Updated: Mar 25
Ian Gillan – lead vocals, harmonica
Steve Morse – guitars, vocals
Jon Lord – keyboards
Roger Glover – bass
Ian Paice – drums
01. Vavoom: Ted The Mechanic 02. Loosen My Strings 03. Soon Forgotten
04. Sometimes I Feel Like Screaming 05. Cascades: I'm Not Your Lover
06. The Aviator 07. Rosa's Cantina 08. A Castle Full Of Rascals
09. A Touch Away 10. Hey Cisco
11. Somebody Stole My Guitar 12. The Purpendicular Waltz
13. Don't Hold Your Breath [Japanese & US edition bonus]
Purpendicular is the fifteenth studio album by Deep Purple. The album was released in February 1996 (Europe) and April 1996 (US), respectively. It is their first album with guitarist Steve Morse (Dixie Dregs, Kansas), who replaced Ritchie Blackmore; Blackmore, meanwhile, went on to resurrect Rainbow.
The remaining band members had some hard choices after Blackmore’s departure. They could have called it a day and still have their legacy intact. They could find a guitarist who was influenced by Blackmore and try to continue by mimicking their trademark sound ,however in a bold move, Ian Gillian, Roger Glover, Jon Lord & Ian Paice decided to carry on with a guitarist whose style was quite dissimilar to Blackmore’s.
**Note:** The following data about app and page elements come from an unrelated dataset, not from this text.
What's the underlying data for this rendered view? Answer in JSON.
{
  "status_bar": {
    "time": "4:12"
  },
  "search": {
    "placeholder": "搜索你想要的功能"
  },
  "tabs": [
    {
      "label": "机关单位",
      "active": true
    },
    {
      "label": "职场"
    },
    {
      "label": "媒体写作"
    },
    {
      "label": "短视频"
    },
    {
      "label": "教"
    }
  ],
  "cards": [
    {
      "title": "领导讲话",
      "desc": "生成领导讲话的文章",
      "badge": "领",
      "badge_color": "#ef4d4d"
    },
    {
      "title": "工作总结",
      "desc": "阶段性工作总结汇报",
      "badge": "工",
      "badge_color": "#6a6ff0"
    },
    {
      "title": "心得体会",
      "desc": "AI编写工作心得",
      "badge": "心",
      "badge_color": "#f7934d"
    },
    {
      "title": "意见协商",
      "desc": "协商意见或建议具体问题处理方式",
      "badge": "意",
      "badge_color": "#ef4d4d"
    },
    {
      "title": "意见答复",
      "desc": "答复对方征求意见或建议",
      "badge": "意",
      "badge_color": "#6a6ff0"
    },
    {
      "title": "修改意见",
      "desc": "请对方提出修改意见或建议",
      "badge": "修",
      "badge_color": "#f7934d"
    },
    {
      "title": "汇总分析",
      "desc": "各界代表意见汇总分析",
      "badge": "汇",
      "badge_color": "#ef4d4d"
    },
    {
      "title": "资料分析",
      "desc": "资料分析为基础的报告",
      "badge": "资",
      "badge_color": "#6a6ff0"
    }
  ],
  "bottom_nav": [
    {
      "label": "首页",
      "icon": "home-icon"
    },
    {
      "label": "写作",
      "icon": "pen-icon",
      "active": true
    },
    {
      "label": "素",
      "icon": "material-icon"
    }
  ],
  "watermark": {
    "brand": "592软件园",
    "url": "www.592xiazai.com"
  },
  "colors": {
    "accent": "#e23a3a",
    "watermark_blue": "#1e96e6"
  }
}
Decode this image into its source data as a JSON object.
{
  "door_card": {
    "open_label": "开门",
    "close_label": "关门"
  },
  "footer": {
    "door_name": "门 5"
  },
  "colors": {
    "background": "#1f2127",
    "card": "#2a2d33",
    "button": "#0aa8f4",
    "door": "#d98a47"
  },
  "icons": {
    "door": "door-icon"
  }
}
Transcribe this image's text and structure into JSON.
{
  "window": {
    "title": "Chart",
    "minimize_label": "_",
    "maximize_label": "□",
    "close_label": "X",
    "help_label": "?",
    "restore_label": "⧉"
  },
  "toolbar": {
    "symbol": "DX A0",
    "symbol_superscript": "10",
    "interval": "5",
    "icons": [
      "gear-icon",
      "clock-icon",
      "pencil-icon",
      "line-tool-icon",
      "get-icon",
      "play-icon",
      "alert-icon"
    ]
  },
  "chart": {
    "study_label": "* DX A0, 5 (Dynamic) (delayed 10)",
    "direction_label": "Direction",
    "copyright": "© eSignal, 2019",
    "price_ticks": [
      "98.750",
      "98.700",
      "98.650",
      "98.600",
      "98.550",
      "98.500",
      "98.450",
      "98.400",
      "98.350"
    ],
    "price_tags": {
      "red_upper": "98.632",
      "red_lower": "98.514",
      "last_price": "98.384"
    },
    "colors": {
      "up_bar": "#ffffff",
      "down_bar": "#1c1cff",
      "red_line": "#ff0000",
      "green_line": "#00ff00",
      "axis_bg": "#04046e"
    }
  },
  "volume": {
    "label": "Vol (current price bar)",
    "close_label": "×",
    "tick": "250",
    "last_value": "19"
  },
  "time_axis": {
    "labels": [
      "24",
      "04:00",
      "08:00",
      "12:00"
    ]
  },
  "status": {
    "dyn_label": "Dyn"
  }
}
This is why I really enjoyed Purpendicular, the band seemed invigorated by the addition of Steve Morse. Morse brought in a whole new playing style that not only incorporated numerous musical genres but also a comprehensive knowledge of tone manipulation, bringing in a fresh and different sound and instrumental arrangement to the material. It gave Deep Purple a chance to explore a new spectrum of sounds, experimenting, innovating and reviving their music without abandoning their signature sound.
What I first noticed with the material on Purpendicular, is that it is softer than that on most Purple albums before it. Don’t be alarmed, there are some real good rockers on the record, but there is an unexpected warmth and maturity to the material overall.
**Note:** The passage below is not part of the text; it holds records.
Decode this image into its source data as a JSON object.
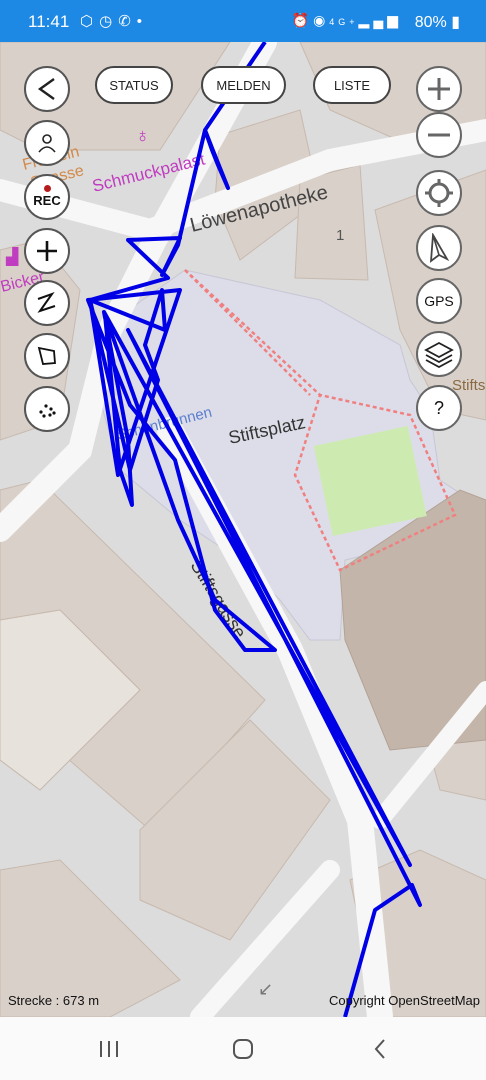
{
  "status_bar": {
    "time": "11:41",
    "left_icons": [
      "hexagon-icon",
      "telegram-icon",
      "whatsapp-icon",
      "dot-icon"
    ],
    "right_icons": [
      "alarm-icon",
      "location-icon",
      "network-4g-icon",
      "signal-icon"
    ],
    "network_label": "4G+",
    "battery_text": "80%",
    "color": "#1e88e5"
  },
  "toolbar": {
    "back_label": "<",
    "status_label": "STATUS",
    "melden_label": "MELDEN",
    "liste_label": "LISTE"
  },
  "left_buttons": {
    "rec_label": "REC"
  },
  "right_buttons": {
    "gps_label": "GPS",
    "help_label": "?"
  },
  "map": {
    "labels": {
      "loewenapotheke": "Löwenapotheke",
      "schmuckpalast": "Schmuckpalast",
      "frauleinstrasse_1": "Fräulein",
      "frauleinstrasse_2": "Strasse",
      "bicker": "Bicker",
      "stiftsplatz": "Stiftsplatz",
      "stiftsgasse": "Stiftsgasse",
      "schoenbrunnen": "Schönbrunnen",
      "stiftsmuseum": "Stiftsmuseum",
      "house_number": "1"
    },
    "track_color": "#0000e6"
  },
  "footer": {
    "distance": "Strecke : 673 m",
    "copyright": "Copyright OpenStreetMap"
  }
}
Another thing that is apparent on this release, is the feeling of comradery. It’s my opinion that Steve Morse got the band to enjoy making music together, and that they were much more than Ritchie Blamore’s backing band (no offence to Ritchie or his fans).
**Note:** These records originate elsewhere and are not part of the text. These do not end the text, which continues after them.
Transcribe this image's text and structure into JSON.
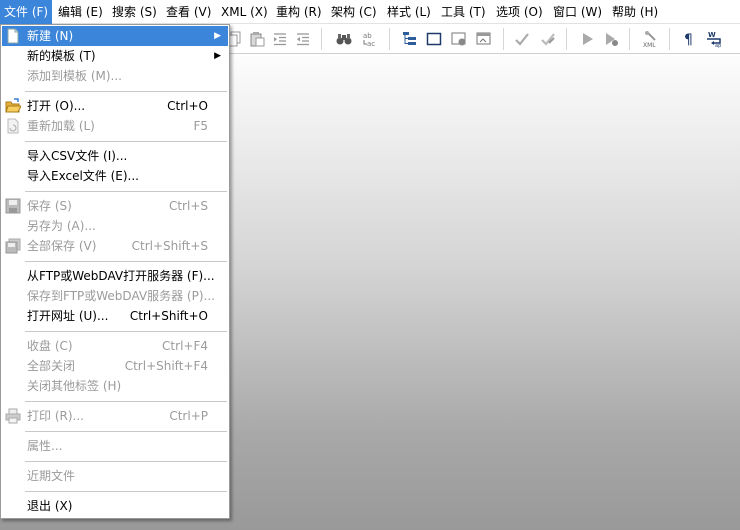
{
  "menubar": {
    "items": [
      "文件 (F)",
      "编辑 (E)",
      "搜索 (S)",
      "查看 (V)",
      "XML (X)",
      "重构 (R)",
      "架构 (C)",
      "样式 (L)",
      "工具 (T)",
      "选项 (O)",
      "窗口 (W)",
      "帮助 (H)"
    ]
  },
  "toolbar": {
    "icons": [
      "copy-icon",
      "paste-icon",
      "indent-icon",
      "outdent-icon",
      "find-icon",
      "replace-icon",
      "tree-view-icon",
      "text-view-icon",
      "grid-view-icon",
      "browser-view-icon",
      "check-wellformed-icon",
      "validate-icon",
      "run-icon",
      "debug-icon",
      "xml-tools-icon",
      "pilcrow-icon",
      "word-wrap-icon"
    ]
  },
  "file_menu": {
    "new": {
      "label": "新建 (N)"
    },
    "new_from_template": {
      "label": "新的模板 (T)"
    },
    "add_to_template": {
      "label": "添加到模板 (M)..."
    },
    "open": {
      "label": "打开 (O)...",
      "shortcut": "Ctrl+O"
    },
    "reload": {
      "label": "重新加载 (L)",
      "shortcut": "F5"
    },
    "import_csv": {
      "label": "导入CSV文件 (I)..."
    },
    "import_excel": {
      "label": "导入Excel文件 (E)..."
    },
    "save": {
      "label": "保存 (S)",
      "shortcut": "Ctrl+S"
    },
    "save_as": {
      "label": "另存为 (A)..."
    },
    "save_all": {
      "label": "全部保存 (V)",
      "shortcut": "Ctrl+Shift+S"
    },
    "open_ftp": {
      "label": "从FTP或WebDAV打开服务器 (F)..."
    },
    "save_ftp": {
      "label": "保存到FTP或WebDAV服务器 (P)..."
    },
    "open_url": {
      "label": "打开网址 (U)...",
      "shortcut": "Ctrl+Shift+O"
    },
    "close": {
      "label": "收盘 (C)",
      "shortcut": "Ctrl+F4"
    },
    "close_all": {
      "label": "全部关闭",
      "shortcut": "Ctrl+Shift+F4"
    },
    "close_other": {
      "label": "关闭其他标签 (H)"
    },
    "print": {
      "label": "打印 (R)...",
      "shortcut": "Ctrl+P"
    },
    "properties": {
      "label": "属性..."
    },
    "recent_files": {
      "label": "近期文件"
    },
    "exit": {
      "label": "退出 (X)"
    }
  }
}
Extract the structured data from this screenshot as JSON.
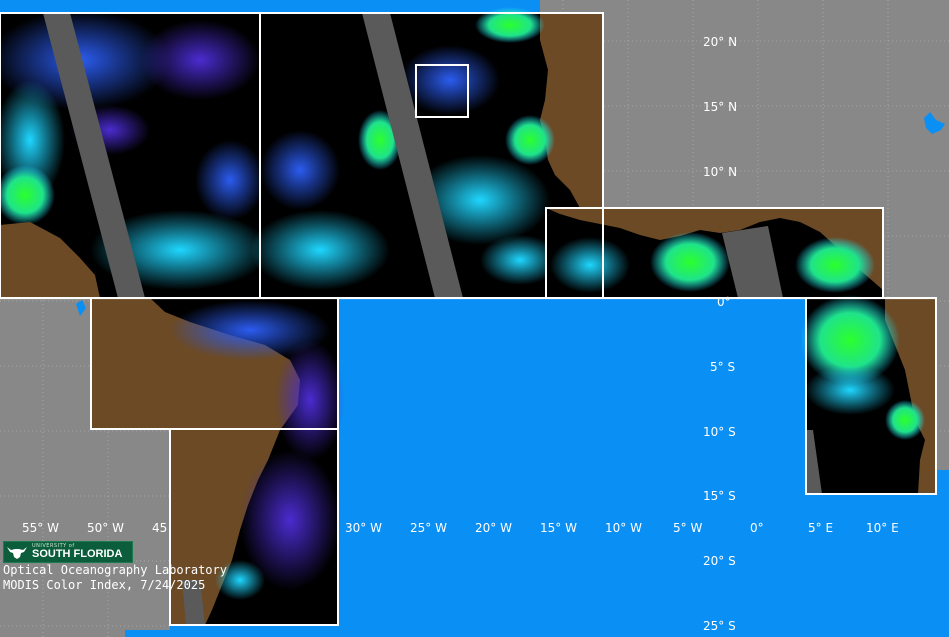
{
  "map": {
    "colors": {
      "background_nodata": "#888888",
      "ocean_unprocessed": "#0a8ff5",
      "land": "#6b4a25",
      "clouds": "#000000",
      "swath_gap": "#5a5a5a",
      "tile_border": "#ffffff",
      "low_index": "#3a2cb8",
      "mid_index": "#1fd6ff",
      "high_index": "#2cff2c"
    },
    "lat_labels": [
      "20° N",
      "15° N",
      "10° N",
      "0°",
      "5° S",
      "10° S",
      "15° S",
      "20° S",
      "25° S"
    ],
    "lon_labels": [
      "55° W",
      "50° W",
      "45",
      "30° W",
      "25° W",
      "20° W",
      "15° W",
      "10° W",
      "5° W",
      "0°",
      "5° E",
      "10° E"
    ]
  },
  "credits": {
    "logo_small": "UNIVERSITY of",
    "logo_name": "SOUTH FLORIDA",
    "logo_icon": "usf-bull-icon",
    "line1": "Optical Oceanography Laboratory",
    "line2": "MODIS Color Index, 7/24/2025"
  }
}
Highlights on the album include the rocking tracks: Ted the Mechanic, Somebody Stole My Guitar, and the bluesy/jazzy The Purpendicular Waltz. The brooding mid-tempo second track: Loosen My Strings and the seven-minute-long progressive epic track: Sometimes I Feel Like Screaming.
Purpendicular is one the most adventurous albums from Deep Purple in a long time. The band seem revitalised with their renewed love of creating music. Regardless If you are a Deep Purple fan, I urge you to give it a listen.